▸ About this exercise
Report each line of the entries that contains the word "神奇代码岛", copied in full.

▸ Exercise materials
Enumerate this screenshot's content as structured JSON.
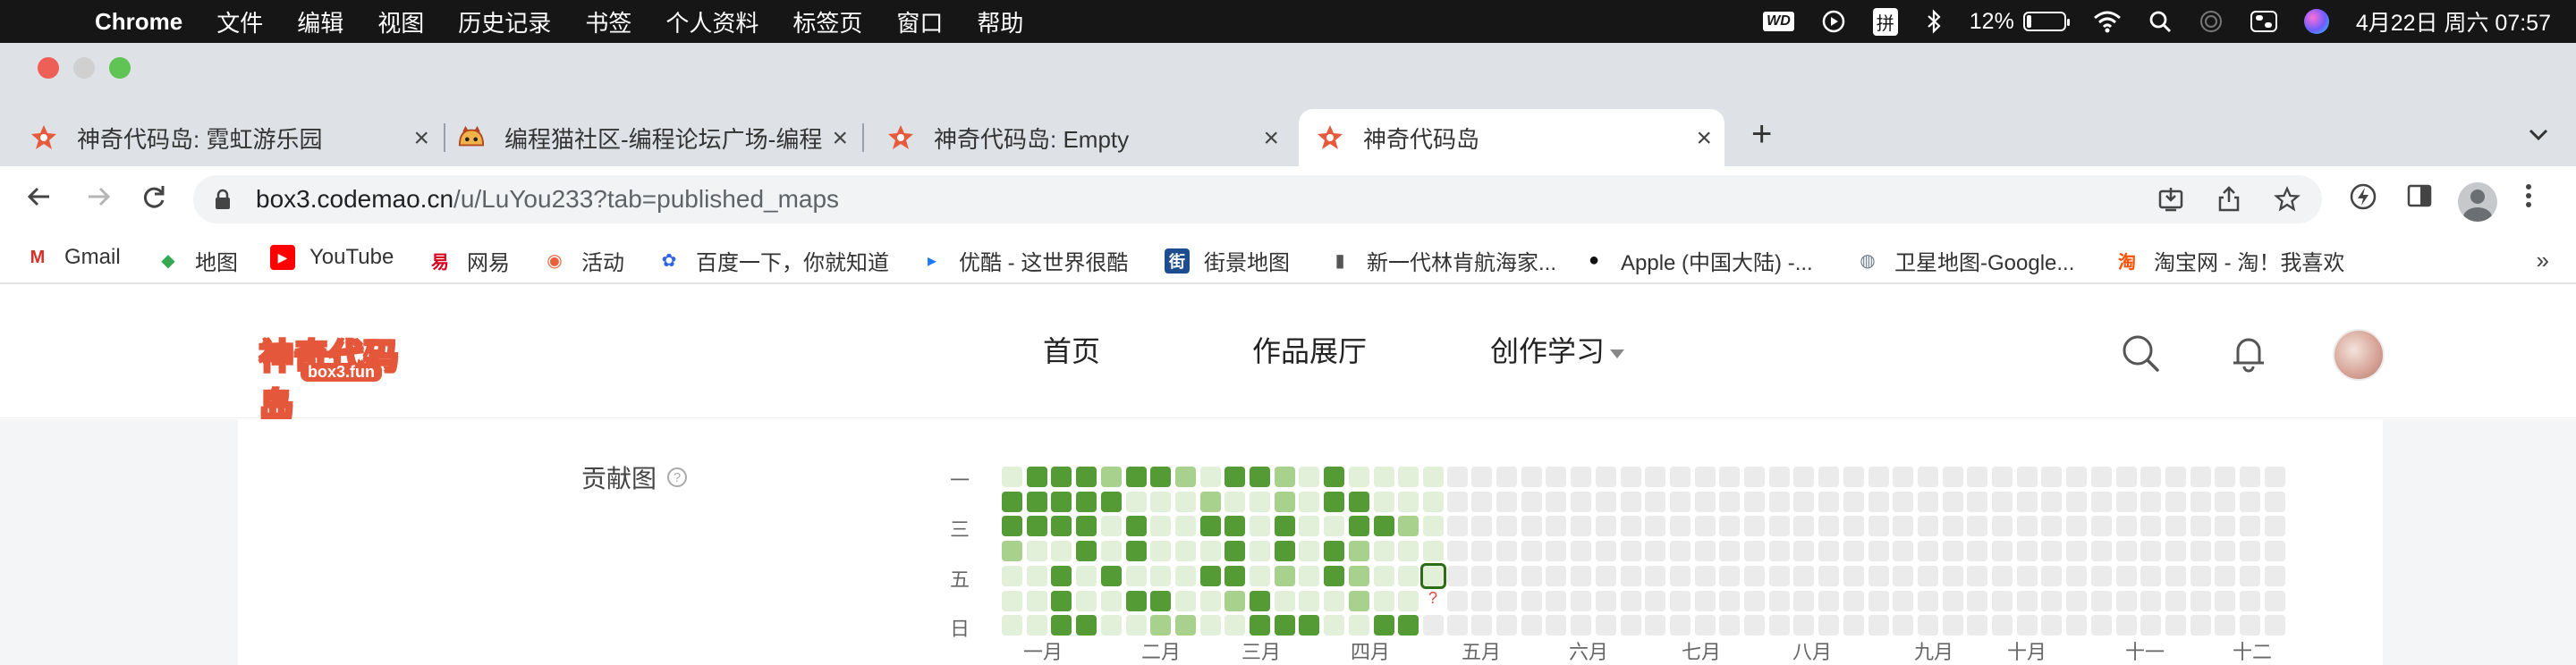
{
  "menubar": {
    "app": "Chrome",
    "menus": [
      "文件",
      "编辑",
      "视图",
      "历史记录",
      "书签",
      "个人资料",
      "标签页",
      "窗口",
      "帮助"
    ],
    "wd_badge": "WD",
    "input_method": "拼",
    "battery": "12%",
    "battery_level": 0.12,
    "datetime": "4月22日 周六  07:57"
  },
  "tabs": [
    {
      "title": "神奇代码岛: 霓虹游乐园",
      "favicon": "codemao-flower-icon"
    },
    {
      "title": "编程猫社区-编程论坛广场-编程学",
      "favicon": "codemao-cat-icon"
    },
    {
      "title": "神奇代码岛: Empty",
      "favicon": "codemao-flower-icon"
    },
    {
      "title": "神奇代码岛",
      "favicon": "codemao-flower-icon",
      "active": true
    }
  ],
  "omnibox": {
    "host": "box3.codemao.cn",
    "path": "/u/LuYou233?tab=published_maps"
  },
  "bookmarks": [
    {
      "label": "Gmail",
      "icon": "gmail-icon",
      "color": "#d93025",
      "glyph": "M"
    },
    {
      "label": "地图",
      "icon": "maps-icon",
      "color": "#34a853",
      "glyph": "◆"
    },
    {
      "label": "YouTube",
      "icon": "youtube-icon",
      "color": "#ff0000",
      "glyph": "▶"
    },
    {
      "label": "网易",
      "icon": "netease-icon",
      "color": "#d4001e",
      "glyph": "易"
    },
    {
      "label": "活动",
      "icon": "activity-icon",
      "color": "#e8613c",
      "glyph": "◉"
    },
    {
      "label": "百度一下，你就知道",
      "icon": "baidu-icon",
      "color": "#2f63e6",
      "glyph": "✿"
    },
    {
      "label": "优酷 - 这世界很酷",
      "icon": "youku-icon",
      "color": "#1e7bff",
      "glyph": "▸"
    },
    {
      "label": "街景地图",
      "icon": "street-view-icon",
      "color": "#1d4c8f",
      "glyph": "街"
    },
    {
      "label": "新一代林肯航海家...",
      "icon": "lincoln-icon",
      "color": "#555555",
      "glyph": "|"
    },
    {
      "label": "Apple (中国大陆) -...",
      "icon": "apple-icon",
      "color": "#111111",
      "glyph": "●"
    },
    {
      "label": "卫星地图-Google...",
      "icon": "globe-icon",
      "color": "#6b7b8c",
      "glyph": "◍"
    },
    {
      "label": "淘宝网 - 淘！我喜欢",
      "icon": "taobao-icon",
      "color": "#ff5000",
      "glyph": "淘"
    }
  ],
  "bookmarks_more": "»",
  "site": {
    "logo_text": "神奇代码岛",
    "logo_sub": "box3.fun",
    "nav": [
      "首页",
      "作品展厅",
      "创作学习"
    ],
    "contrib_label": "贡献图",
    "help": "?",
    "weekdays": [
      "一",
      "三",
      "五",
      "日"
    ],
    "months": [
      "一月",
      "二月",
      "三月",
      "四月",
      "五月",
      "六月",
      "七月",
      "八月",
      "九月",
      "十月",
      "十一",
      "十二"
    ],
    "today_mark": "?",
    "contribution_levels": [
      [
        1,
        3,
        3,
        2,
        1,
        1,
        1
      ],
      [
        3,
        3,
        3,
        1,
        1,
        1,
        1
      ],
      [
        3,
        3,
        3,
        1,
        3,
        3,
        3
      ],
      [
        3,
        3,
        3,
        3,
        1,
        1,
        3
      ],
      [
        2,
        3,
        1,
        1,
        3,
        1,
        1
      ],
      [
        3,
        1,
        3,
        3,
        1,
        3,
        1
      ],
      [
        3,
        1,
        1,
        1,
        1,
        3,
        2
      ],
      [
        2,
        1,
        1,
        1,
        1,
        1,
        2
      ],
      [
        1,
        2,
        3,
        1,
        3,
        1,
        1
      ],
      [
        3,
        1,
        3,
        3,
        3,
        2,
        1
      ],
      [
        3,
        1,
        1,
        1,
        1,
        3,
        3
      ],
      [
        2,
        2,
        3,
        3,
        2,
        1,
        3
      ],
      [
        1,
        1,
        1,
        1,
        1,
        1,
        3
      ],
      [
        3,
        3,
        1,
        3,
        3,
        1,
        1
      ],
      [
        1,
        3,
        3,
        2,
        2,
        2,
        1
      ],
      [
        1,
        1,
        3,
        1,
        1,
        1,
        3
      ],
      [
        1,
        1,
        2,
        1,
        1,
        1,
        3
      ],
      [
        1,
        1,
        1,
        1,
        1,
        1,
        1
      ]
    ],
    "total_weeks": 52,
    "today_week": 17,
    "today_day": 4
  }
}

▸ Solution to this problem
      "title": "神奇代码岛: 霓虹游乐园",
      "title": "神奇代码岛: Empty",
      "title": "神奇代码岛",
    "logo_text": "神奇代码岛",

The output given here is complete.